PROBLEM TO SOLVE>
The required answer is a copy of each line in the entries below that includes "selected".

EXERCISE INPUT>
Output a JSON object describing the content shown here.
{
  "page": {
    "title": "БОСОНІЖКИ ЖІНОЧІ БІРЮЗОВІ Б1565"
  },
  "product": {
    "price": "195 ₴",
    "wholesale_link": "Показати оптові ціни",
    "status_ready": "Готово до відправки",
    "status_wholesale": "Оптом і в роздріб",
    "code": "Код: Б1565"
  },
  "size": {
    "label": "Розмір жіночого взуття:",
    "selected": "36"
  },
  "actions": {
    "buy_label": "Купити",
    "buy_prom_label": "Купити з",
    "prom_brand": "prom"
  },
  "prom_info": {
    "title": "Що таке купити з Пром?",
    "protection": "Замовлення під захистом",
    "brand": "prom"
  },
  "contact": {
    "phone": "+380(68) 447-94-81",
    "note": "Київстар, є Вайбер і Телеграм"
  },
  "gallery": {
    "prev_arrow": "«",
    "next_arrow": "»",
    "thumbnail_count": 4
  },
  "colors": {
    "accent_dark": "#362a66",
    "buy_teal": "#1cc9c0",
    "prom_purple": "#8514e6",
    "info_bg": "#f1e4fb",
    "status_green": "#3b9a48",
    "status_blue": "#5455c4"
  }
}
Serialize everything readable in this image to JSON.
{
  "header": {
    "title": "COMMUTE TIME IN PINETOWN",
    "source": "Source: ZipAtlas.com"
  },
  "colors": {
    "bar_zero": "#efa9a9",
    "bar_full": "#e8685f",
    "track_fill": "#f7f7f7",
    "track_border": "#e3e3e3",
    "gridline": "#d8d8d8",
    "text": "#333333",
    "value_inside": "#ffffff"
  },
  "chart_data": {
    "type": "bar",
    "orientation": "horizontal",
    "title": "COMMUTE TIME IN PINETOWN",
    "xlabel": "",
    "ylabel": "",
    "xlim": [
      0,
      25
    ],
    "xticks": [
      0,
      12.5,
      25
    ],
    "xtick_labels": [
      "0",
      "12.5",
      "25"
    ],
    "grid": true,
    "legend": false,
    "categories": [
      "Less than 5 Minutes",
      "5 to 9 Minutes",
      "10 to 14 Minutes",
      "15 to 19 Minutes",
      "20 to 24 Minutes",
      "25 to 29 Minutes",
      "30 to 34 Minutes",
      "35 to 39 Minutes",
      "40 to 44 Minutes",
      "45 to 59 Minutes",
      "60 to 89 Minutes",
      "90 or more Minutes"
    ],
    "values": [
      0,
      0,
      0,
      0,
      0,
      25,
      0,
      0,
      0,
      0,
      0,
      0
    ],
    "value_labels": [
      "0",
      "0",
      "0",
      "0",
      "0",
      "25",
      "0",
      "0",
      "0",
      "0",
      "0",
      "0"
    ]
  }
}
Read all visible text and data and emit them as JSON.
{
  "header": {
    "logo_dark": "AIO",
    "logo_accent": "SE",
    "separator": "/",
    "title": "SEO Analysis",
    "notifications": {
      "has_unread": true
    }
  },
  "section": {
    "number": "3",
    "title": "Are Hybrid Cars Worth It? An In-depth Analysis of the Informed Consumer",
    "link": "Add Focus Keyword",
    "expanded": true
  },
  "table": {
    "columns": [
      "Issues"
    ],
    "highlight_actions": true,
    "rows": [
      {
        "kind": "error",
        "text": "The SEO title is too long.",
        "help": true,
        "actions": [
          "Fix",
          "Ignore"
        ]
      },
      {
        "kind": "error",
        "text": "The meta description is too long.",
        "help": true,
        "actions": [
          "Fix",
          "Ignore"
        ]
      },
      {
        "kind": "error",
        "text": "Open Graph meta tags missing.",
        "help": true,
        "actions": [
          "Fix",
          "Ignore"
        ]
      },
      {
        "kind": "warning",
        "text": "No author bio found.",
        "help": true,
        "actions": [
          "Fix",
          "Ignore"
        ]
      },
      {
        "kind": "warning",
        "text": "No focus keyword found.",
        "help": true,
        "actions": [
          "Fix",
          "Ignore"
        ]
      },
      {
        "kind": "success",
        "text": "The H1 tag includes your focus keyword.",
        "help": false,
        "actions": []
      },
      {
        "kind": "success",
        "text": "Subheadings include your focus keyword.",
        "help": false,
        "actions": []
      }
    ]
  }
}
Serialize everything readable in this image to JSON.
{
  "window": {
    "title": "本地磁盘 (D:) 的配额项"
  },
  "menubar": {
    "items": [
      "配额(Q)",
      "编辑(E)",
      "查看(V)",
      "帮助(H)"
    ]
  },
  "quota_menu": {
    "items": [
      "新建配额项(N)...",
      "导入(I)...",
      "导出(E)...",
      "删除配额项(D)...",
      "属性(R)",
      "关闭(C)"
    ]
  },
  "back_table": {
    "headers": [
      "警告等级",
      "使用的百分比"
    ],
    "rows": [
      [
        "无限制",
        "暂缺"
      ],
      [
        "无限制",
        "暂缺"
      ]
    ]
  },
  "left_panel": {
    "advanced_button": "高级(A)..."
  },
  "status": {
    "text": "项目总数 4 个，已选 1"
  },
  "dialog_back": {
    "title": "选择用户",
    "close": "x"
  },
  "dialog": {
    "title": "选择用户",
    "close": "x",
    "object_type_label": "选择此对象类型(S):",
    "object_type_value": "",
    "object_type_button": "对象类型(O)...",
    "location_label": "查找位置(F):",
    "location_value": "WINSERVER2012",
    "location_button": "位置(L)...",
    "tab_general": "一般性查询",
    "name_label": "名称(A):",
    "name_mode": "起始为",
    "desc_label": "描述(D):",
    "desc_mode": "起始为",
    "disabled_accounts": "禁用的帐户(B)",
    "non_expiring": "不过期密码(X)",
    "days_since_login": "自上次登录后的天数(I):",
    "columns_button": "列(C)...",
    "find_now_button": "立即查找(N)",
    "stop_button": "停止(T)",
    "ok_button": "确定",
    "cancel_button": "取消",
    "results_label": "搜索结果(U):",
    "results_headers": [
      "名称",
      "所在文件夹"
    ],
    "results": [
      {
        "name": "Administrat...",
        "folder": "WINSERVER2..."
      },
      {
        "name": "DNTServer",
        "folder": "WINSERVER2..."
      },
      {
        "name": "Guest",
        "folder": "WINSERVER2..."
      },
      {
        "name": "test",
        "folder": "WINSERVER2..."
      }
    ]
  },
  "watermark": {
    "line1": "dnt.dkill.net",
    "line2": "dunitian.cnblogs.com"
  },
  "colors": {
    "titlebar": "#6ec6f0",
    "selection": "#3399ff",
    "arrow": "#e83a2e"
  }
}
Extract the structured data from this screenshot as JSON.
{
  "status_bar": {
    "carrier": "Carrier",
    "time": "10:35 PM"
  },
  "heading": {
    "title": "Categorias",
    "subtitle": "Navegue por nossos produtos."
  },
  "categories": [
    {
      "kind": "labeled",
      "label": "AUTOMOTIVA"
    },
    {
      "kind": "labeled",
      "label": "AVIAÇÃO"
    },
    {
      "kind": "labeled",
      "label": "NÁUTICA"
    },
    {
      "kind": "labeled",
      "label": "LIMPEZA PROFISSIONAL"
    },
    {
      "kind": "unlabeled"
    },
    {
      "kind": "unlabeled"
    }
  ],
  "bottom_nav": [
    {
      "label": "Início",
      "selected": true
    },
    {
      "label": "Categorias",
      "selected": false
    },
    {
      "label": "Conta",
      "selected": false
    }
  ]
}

ANSWER FOR THE TASK>
    "selected": "36"
      "selected": true
      "selected": false
      "selected": false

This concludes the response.